April 27, 2015

Reacting to Karaca case, EU reminds Turkey of its commitments

The European Union has reacted to the refusal to release Samanyolu Broadcasting Group's Chairman Hidayet Karaca and a group of police officers, despite a court decision.

Answering a question by Today's Zaman, EU Commissioner Johannes Hahn's spokeswoman Maja Kocijancic reminded Turkey of its commitments as a candidate country in particular to principles of the rule of law and the independence of the judiciary. Stressing that the EU was closely following the unfolding developments, Kocijancic said Brussels was expecting the case to be dealt with in a transparent manner and in conformity with relevant judicial rules.

Kocijancic responded: “The Commission is closely following these developments. We would like to use this opportunity to recall the principles of the rule of law, including the independence of the judiciary, to which Turkey, as an EU candidate country, has committed to. We hope the case will be dealt with in a transparent manner and in full clarity, in line with relevant judicial rules and procedures and in conformity with the Turkish constitution.”

EP Greens co-president: Judiciary in Turkey a gov't instrument

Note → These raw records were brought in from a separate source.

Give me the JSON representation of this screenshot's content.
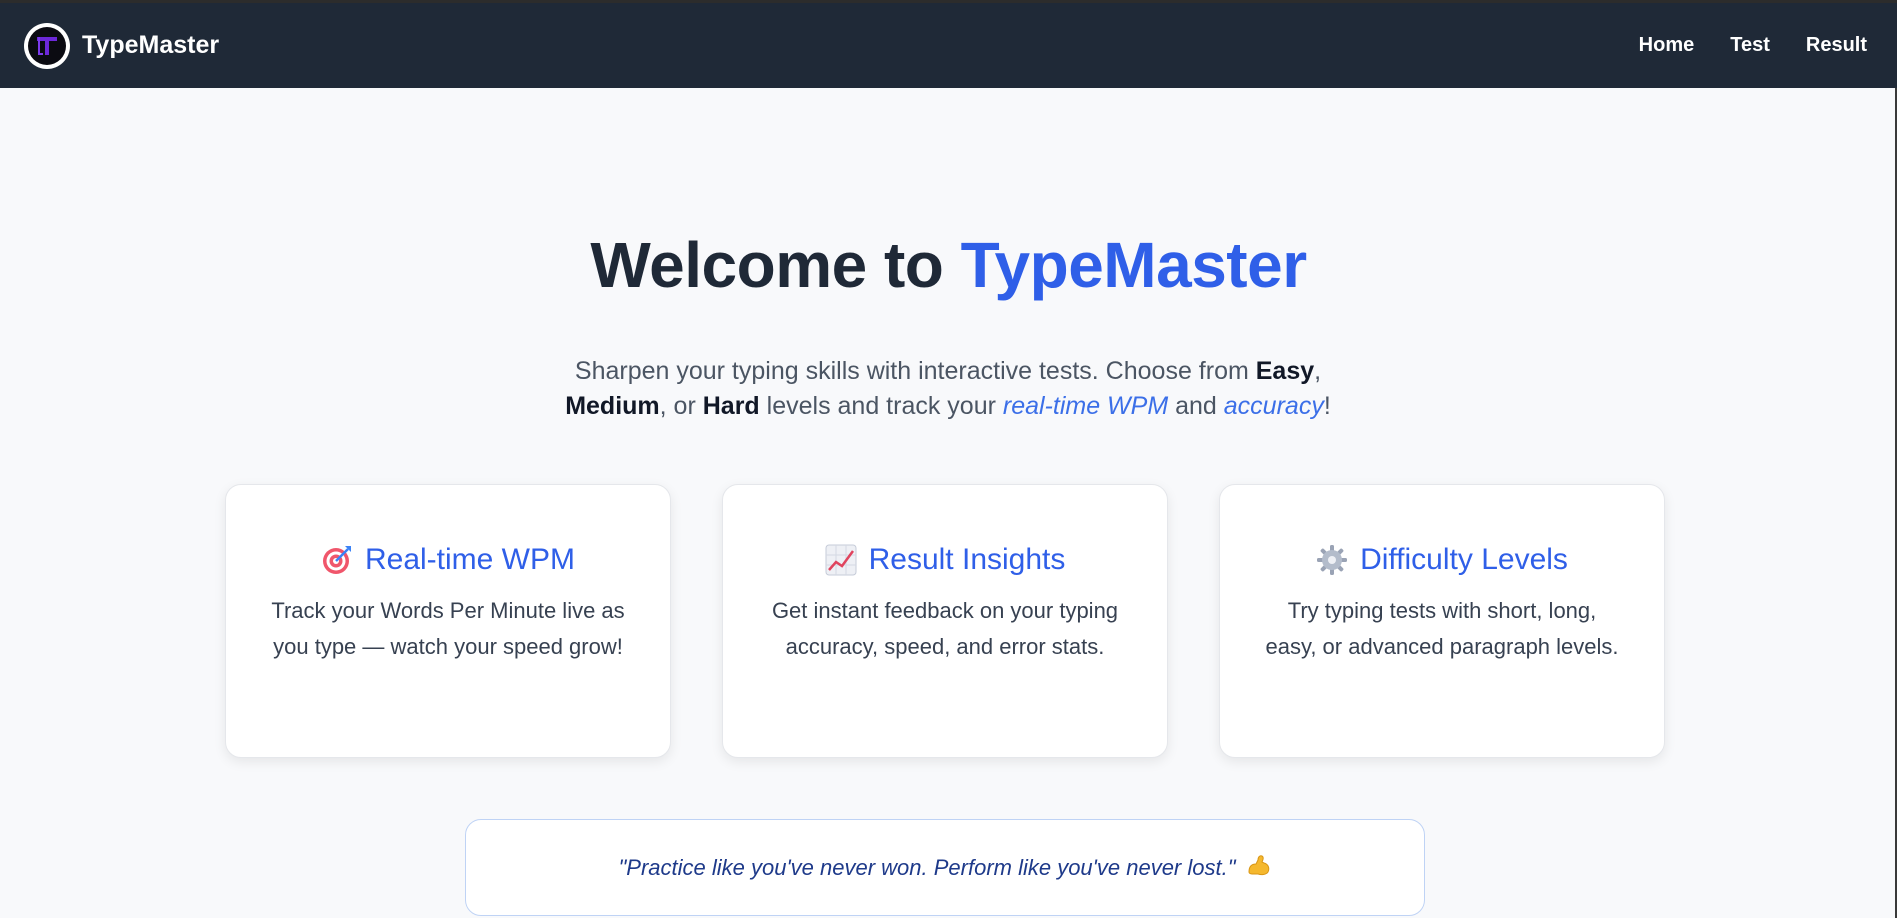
{
  "navbar": {
    "brand": "TypeMaster",
    "links": [
      "Home",
      "Test",
      "Result"
    ]
  },
  "hero": {
    "title_prefix": "Welcome to ",
    "title_accent": "TypeMaster",
    "sub": {
      "part1": "Sharpen your typing skills with interactive tests. Choose from ",
      "easy": "Easy",
      "comma1": ",",
      "medium": "Medium",
      "part2": ", or ",
      "hard": "Hard",
      "part3": " levels and track your ",
      "wpm": "real-time WPM",
      "and": " and ",
      "accuracy": "accuracy",
      "end": "!"
    }
  },
  "cards": [
    {
      "icon": "target-icon",
      "title": "Real-time WPM",
      "desc": "Track your Words Per Minute live as you type — watch your speed grow!"
    },
    {
      "icon": "chart-increasing-icon",
      "title": "Result Insights",
      "desc": "Get instant feedback on your typing accuracy, speed, and error stats."
    },
    {
      "icon": "gear-icon",
      "title": "Difficulty Levels",
      "desc": "Try typing tests with short, long, easy, or advanced paragraph levels."
    }
  ],
  "quote": {
    "text": "\"Practice like you've never won. Perform like you've never lost.\"",
    "icon": "flexed-biceps-icon"
  },
  "colors": {
    "navbar_bg": "#1f2937",
    "accent": "#2f5fe8",
    "page_bg": "#f8f9fb"
  }
}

Co-President of the Greens Group in the European Parliament (EP) Rebecca Harms, commenting on the Turkish authorities' refusal to release journalist Hidayet Karaca and dozens of imprisoned police officers, despite a court ruling, has said the incident shows that the judiciary has become an instrument of the government in the country. In an interview with the private Cihan news agency, Harms said that although the judiciary should be a guarantee of the rule of law, it has been an instrument of the Turkish government. Stating that the latest incident is one of the worst developments that can be seen democratic countries, Harms said she believes the move aims to intimidate journalists.

Although the İstanbul 32nd Court of First Instance on Saturday evening ruled for the release of Karaca and 75 imprisoned police officers who have been kept under pre-trial detention for months, despite a lack of evidence to warrant their incarceration, the court's ruling was not enforced by public prosecutors who were on duty on Saturday and Sunday, in a move that drew strong reactions.

The move has raised concerns, causing critics to accuse the Turkish judicial system of becoming chaotic and entirely political. Karaca's lawyer, Fikret Duran, told the Cihan news agency that a prosecutor cannot override a judge's decision and that he is set to take the issue to the European Court of Human Rights (ECtHR).

The Alliance of Liberals and Democrats for Europe Party (ALDE) President Sir Graham Watson described the refusal by a prosecutor to release Karaca despite a court order as a "travesty of justice.” Speaking to Today's Zaman on Sunday, Sir Graham said: "For İstanbul's chief prosecutor not to recognize the court's judgment in the Hidayet Karaca case is a travesty of justice. [President Recep Tayyip] Erdoğan's new appointees seem more concerned about pleasing their benefactor than with seeing justice done.”

Samanyolu Broadcasting Group head Karaca was detained as part of a major media crackdown on Dec. 14, 2014, just three days before the first anniversary of the massive corruption investigations of Dec. 17 and 25, 2013. The year preceding the major crackdown on the Samanyolu Broadcasting Group and Turkey's best-selling daily Zaman was marked by the Turkish government using all possible means to muzzle the country's remaining free and independent media to prevent questions about corruption.

In the Dec. 14 crackdown, which targeted 27 people, including scriptwriters and a graphic designer, Karaca and three former police chiefs were eventually arrested on charges of leading a terrorist network, while other detainees, including Zaman Editor-in-Chief Ekrem Dumanlı, were later released pending trial.

Published on Today's Zaman, 27 April 2015, Monday